Task requirements:
Count how many lines below include the string "avatar", and give that number without anything else.

[Records shown Boundary: Start]

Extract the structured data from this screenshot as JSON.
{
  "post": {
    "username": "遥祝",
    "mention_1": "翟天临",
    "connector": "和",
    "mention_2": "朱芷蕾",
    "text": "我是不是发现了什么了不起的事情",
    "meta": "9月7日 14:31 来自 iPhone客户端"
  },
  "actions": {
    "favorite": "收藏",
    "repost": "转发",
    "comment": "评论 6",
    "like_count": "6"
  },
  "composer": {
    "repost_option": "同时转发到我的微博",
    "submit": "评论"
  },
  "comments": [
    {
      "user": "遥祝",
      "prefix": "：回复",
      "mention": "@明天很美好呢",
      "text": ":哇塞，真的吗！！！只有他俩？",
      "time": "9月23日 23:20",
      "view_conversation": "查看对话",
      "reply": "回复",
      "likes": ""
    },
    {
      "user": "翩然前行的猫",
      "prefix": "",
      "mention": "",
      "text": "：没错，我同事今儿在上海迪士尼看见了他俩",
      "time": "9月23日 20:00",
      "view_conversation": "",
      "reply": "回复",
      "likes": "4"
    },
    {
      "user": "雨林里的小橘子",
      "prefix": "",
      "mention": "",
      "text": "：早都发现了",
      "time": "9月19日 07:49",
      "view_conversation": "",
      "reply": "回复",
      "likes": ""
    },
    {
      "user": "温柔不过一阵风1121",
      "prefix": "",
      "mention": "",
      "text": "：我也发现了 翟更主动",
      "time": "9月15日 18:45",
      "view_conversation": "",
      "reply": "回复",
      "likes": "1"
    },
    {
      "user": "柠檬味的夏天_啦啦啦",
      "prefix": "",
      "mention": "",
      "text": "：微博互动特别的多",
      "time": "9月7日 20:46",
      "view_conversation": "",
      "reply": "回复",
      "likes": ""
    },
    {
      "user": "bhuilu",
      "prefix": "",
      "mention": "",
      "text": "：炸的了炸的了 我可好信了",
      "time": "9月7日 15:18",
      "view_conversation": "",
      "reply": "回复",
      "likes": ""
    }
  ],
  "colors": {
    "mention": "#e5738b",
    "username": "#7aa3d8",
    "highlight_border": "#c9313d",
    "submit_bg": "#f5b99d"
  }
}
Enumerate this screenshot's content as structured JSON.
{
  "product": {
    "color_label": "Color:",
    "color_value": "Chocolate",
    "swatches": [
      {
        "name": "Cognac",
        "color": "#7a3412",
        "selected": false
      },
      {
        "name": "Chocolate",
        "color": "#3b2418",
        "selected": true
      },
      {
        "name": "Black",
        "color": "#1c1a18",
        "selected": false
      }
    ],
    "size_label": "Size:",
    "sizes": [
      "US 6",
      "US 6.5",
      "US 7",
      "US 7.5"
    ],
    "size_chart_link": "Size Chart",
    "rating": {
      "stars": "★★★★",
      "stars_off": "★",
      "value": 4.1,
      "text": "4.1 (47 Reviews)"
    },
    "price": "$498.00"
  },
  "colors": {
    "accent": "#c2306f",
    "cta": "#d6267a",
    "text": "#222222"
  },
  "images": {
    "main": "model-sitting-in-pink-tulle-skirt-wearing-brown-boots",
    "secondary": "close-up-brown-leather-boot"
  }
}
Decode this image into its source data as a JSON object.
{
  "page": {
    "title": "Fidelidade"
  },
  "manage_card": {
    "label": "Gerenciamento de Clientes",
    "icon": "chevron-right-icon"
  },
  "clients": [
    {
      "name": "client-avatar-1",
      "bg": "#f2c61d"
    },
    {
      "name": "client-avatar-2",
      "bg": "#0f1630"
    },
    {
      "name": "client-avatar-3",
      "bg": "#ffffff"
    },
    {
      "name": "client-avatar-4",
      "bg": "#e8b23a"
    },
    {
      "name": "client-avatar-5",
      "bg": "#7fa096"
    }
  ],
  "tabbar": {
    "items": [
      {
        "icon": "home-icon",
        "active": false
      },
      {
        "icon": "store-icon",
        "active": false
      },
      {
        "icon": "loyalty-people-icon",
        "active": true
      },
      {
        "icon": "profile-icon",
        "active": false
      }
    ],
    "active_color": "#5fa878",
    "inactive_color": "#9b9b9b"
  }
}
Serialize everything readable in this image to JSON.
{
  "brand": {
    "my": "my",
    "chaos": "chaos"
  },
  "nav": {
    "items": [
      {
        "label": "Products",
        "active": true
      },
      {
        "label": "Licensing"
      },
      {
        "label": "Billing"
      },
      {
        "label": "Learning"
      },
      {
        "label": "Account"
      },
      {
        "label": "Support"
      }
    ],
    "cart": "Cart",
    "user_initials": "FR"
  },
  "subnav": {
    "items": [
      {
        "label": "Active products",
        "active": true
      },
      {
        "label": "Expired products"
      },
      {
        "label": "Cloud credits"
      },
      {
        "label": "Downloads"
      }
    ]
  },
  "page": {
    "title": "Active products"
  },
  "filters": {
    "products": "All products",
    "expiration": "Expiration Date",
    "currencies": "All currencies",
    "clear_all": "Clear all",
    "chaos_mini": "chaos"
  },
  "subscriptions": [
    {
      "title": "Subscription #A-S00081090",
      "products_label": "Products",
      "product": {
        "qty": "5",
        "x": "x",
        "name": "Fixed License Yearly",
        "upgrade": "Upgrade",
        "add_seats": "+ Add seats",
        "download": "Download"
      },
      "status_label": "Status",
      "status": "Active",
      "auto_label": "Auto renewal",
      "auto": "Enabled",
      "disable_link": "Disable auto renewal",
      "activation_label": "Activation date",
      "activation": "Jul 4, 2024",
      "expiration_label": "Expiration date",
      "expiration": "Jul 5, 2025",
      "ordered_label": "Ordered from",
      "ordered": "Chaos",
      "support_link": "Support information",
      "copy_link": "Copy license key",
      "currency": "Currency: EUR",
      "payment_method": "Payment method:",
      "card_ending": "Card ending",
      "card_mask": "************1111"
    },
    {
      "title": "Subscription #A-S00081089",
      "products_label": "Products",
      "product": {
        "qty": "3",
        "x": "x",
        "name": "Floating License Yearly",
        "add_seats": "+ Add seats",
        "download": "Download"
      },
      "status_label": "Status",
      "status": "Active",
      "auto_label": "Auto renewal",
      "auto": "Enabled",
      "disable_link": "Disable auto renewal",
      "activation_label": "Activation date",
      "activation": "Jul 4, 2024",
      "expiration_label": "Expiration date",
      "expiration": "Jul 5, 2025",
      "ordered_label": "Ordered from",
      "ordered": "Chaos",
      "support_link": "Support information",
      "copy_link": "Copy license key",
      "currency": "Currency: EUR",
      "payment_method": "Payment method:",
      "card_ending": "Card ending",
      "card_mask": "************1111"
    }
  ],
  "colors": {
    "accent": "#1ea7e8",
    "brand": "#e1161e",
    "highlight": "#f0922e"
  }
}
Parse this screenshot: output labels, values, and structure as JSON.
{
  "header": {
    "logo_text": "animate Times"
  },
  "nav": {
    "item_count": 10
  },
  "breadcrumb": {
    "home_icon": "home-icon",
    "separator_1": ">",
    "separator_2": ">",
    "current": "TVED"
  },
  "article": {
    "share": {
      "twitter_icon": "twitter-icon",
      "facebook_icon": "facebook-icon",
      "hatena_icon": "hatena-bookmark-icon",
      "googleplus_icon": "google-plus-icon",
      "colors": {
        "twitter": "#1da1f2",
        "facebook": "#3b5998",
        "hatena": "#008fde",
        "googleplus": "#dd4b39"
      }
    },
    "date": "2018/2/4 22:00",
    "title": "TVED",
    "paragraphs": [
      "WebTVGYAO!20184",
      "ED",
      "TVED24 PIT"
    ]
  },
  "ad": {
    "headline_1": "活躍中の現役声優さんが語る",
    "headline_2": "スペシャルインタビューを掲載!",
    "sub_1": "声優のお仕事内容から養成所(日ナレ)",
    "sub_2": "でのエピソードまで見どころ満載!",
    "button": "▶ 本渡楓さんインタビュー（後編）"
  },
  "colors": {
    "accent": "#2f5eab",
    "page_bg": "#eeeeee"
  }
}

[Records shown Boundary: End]

Answer section:
5